## Your task
Make an exact copy of the entries, and keep any pictures out of it.

## Data extract
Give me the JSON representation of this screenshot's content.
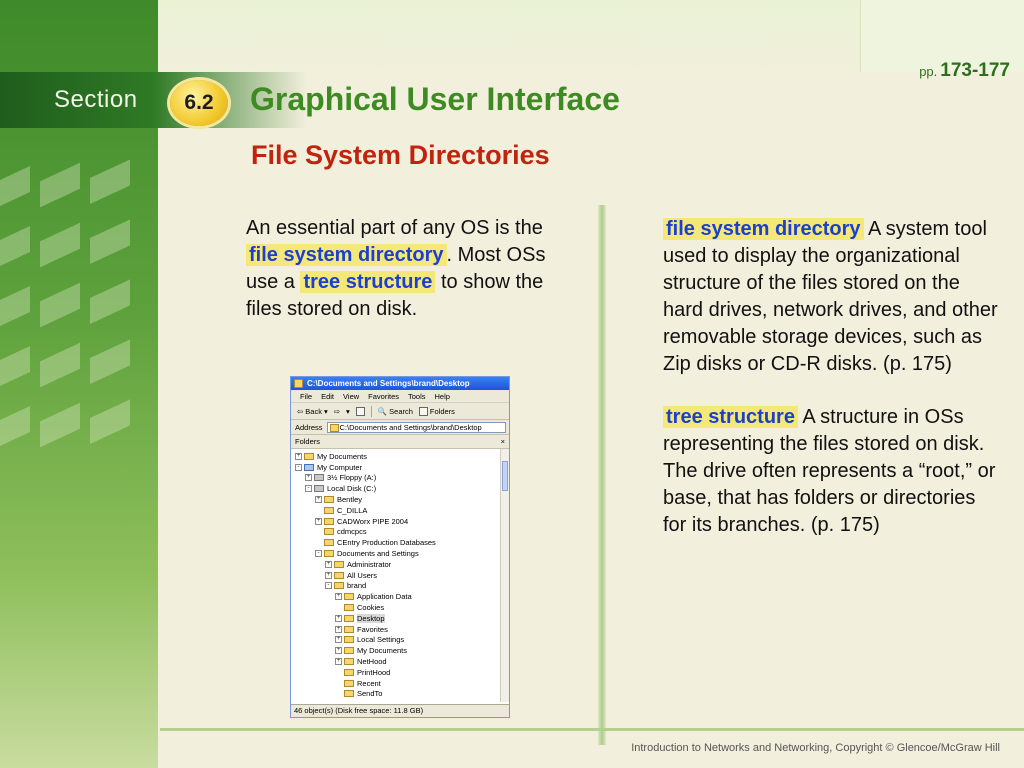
{
  "header": {
    "section_label": "Section",
    "section_number": "6.2",
    "pages_prefix": "pp.",
    "pages": "173-177",
    "title": "Graphical User Interface",
    "subtitle": "File System Directories"
  },
  "left_column": {
    "p1": "An essential part of any OS is the ",
    "term1": "file system directory",
    "p2": ". Most OSs use a ",
    "term2": "tree structure",
    "p3": " to show the files stored on disk."
  },
  "definitions": [
    {
      "term": "file system directory",
      "text": " A system tool used to display the organizational structure of the files stored on the hard drives, network drives, and other removable storage devices, such as Zip disks or CD-R disks. (p. 175)"
    },
    {
      "term": "tree structure",
      "text": " A structure in OSs representing the files stored on disk. The drive often represents a “root,” or base, that has folders or directories for its branches. (p. 175)"
    }
  ],
  "explorer": {
    "title": "C:\\Documents and Settings\\brand\\Desktop",
    "menu": [
      "File",
      "Edit",
      "View",
      "Favorites",
      "Tools",
      "Help"
    ],
    "toolbar": {
      "back": "Back",
      "search": "Search",
      "folders": "Folders"
    },
    "address_label": "Address",
    "address_value": "C:\\Documents and Settings\\brand\\Desktop",
    "folders_label": "Folders",
    "close_glyph": "×",
    "tree": [
      {
        "label": "My Documents",
        "level": 0,
        "toggle": "+"
      },
      {
        "label": "My Computer",
        "level": 0,
        "toggle": "-"
      },
      {
        "label": "3½ Floppy (A:)",
        "level": 1,
        "toggle": "+"
      },
      {
        "label": "Local Disk (C:)",
        "level": 1,
        "toggle": "-"
      },
      {
        "label": "Bentley",
        "level": 2,
        "toggle": "+"
      },
      {
        "label": "C_DILLA",
        "level": 2,
        "toggle": ""
      },
      {
        "label": "CADWorx PIPE 2004",
        "level": 2,
        "toggle": "+"
      },
      {
        "label": "cdmcpcs",
        "level": 2,
        "toggle": ""
      },
      {
        "label": "CEntry Production Databases",
        "level": 2,
        "toggle": ""
      },
      {
        "label": "Documents and Settings",
        "level": 2,
        "toggle": "-"
      },
      {
        "label": "Administrator",
        "level": 3,
        "toggle": "+"
      },
      {
        "label": "All Users",
        "level": 3,
        "toggle": "+"
      },
      {
        "label": "brand",
        "level": 3,
        "toggle": "-"
      },
      {
        "label": "Application Data",
        "level": 4,
        "toggle": "+"
      },
      {
        "label": "Cookies",
        "level": 4,
        "toggle": ""
      },
      {
        "label": "Desktop",
        "level": 4,
        "toggle": "+"
      },
      {
        "label": "Favorites",
        "level": 4,
        "toggle": "+"
      },
      {
        "label": "Local Settings",
        "level": 4,
        "toggle": "+"
      },
      {
        "label": "My Documents",
        "level": 4,
        "toggle": "+"
      },
      {
        "label": "NetHood",
        "level": 4,
        "toggle": "+"
      },
      {
        "label": "PrintHood",
        "level": 4,
        "toggle": ""
      },
      {
        "label": "Recent",
        "level": 4,
        "toggle": ""
      },
      {
        "label": "SendTo",
        "level": 4,
        "toggle": ""
      }
    ],
    "status": "46 object(s) (Disk free space: 11.8 GB)"
  },
  "footer": "Introduction to Networks and Networking, Copyright © Glencoe/McGraw Hill",
  "colors": {
    "title_green": "#3e8b24",
    "subtitle_red": "#c0240d",
    "term_blue": "#1b3fcf",
    "term_highlight": "#f5e87a"
  }
}
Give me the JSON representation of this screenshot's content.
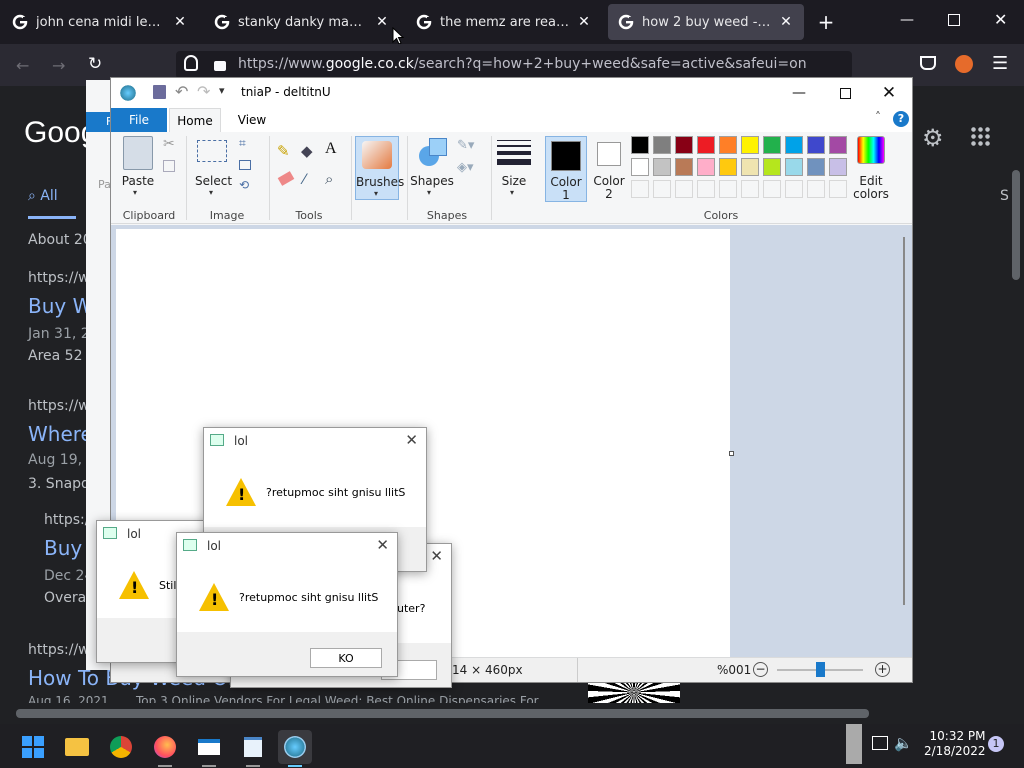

## Output for this exercise
Give me the JSON representation of this screenshot's content.
{
  "header": {
    "section_label": "Section",
    "section_number": "6.2",
    "pages_prefix": "pp.",
    "pages": "173-177",
    "title": "Graphical User Interface",
    "subtitle": "File System Directories"
  },
  "left_column": {
    "p1": "An essential part of any OS is the ",
    "term1": "file system directory",
    "p2": ". Most OSs use a ",
    "term2": "tree structure",
    "p3": " to show the files stored on disk."
  },
  "definitions": [
    {
      "term": "file system directory",
      "text": " A system tool used to display the organizational structure of the files stored on the hard drives, network drives, and other removable storage devices, such as Zip disks or CD-R disks. (p. 175)"
    },
    {
      "term": "tree structure",
      "text": " A structure in OSs representing the files stored on disk. The drive often represents a “root,” or base, that has folders or directories for its branches. (p. 175)"
    }
  ],
  "explorer": {
    "title": "C:\\Documents and Settings\\brand\\Desktop",
    "menu": [
      "File",
      "Edit",
      "View",
      "Favorites",
      "Tools",
      "Help"
    ],
    "toolbar": {
      "back": "Back",
      "search": "Search",
      "folders": "Folders"
    },
    "address_label": "Address",
    "address_value": "C:\\Documents and Settings\\brand\\Desktop",
    "folders_label": "Folders",
    "close_glyph": "×",
    "tree": [
      {
        "label": "My Documents",
        "level": 0,
        "toggle": "+"
      },
      {
        "label": "My Computer",
        "level": 0,
        "toggle": "-"
      },
      {
        "label": "3½ Floppy (A:)",
        "level": 1,
        "toggle": "+"
      },
      {
        "label": "Local Disk (C:)",
        "level": 1,
        "toggle": "-"
      },
      {
        "label": "Bentley",
        "level": 2,
        "toggle": "+"
      },
      {
        "label": "C_DILLA",
        "level": 2,
        "toggle": ""
      },
      {
        "label": "CADWorx PIPE 2004",
        "level": 2,
        "toggle": "+"
      },
      {
        "label": "cdmcpcs",
        "level": 2,
        "toggle": ""
      },
      {
        "label": "CEntry Production Databases",
        "level": 2,
        "toggle": ""
      },
      {
        "label": "Documents and Settings",
        "level": 2,
        "toggle": "-"
      },
      {
        "label": "Administrator",
        "level": 3,
        "toggle": "+"
      },
      {
        "label": "All Users",
        "level": 3,
        "toggle": "+"
      },
      {
        "label": "brand",
        "level": 3,
        "toggle": "-"
      },
      {
        "label": "Application Data",
        "level": 4,
        "toggle": "+"
      },
      {
        "label": "Cookies",
        "level": 4,
        "toggle": ""
      },
      {
        "label": "Desktop",
        "level": 4,
        "toggle": "+"
      },
      {
        "label": "Favorites",
        "level": 4,
        "toggle": "+"
      },
      {
        "label": "Local Settings",
        "level": 4,
        "toggle": "+"
      },
      {
        "label": "My Documents",
        "level": 4,
        "toggle": "+"
      },
      {
        "label": "NetHood",
        "level": 4,
        "toggle": "+"
      },
      {
        "label": "PrintHood",
        "level": 4,
        "toggle": ""
      },
      {
        "label": "Recent",
        "level": 4,
        "toggle": ""
      },
      {
        "label": "SendTo",
        "level": 4,
        "toggle": ""
      }
    ],
    "status": "46 object(s) (Disk free space: 11.8 GB)"
  },
  "footer": "Introduction to Networks and Networking, Copyright © Glencoe/McGraw Hill",
  "colors": {
    "title_green": "#3e8b24",
    "subtitle_red": "#c0240d",
    "term_blue": "#1b3fcf",
    "term_highlight": "#f5e87a"
  }
}
Give me the JSON representation of this screenshot's content.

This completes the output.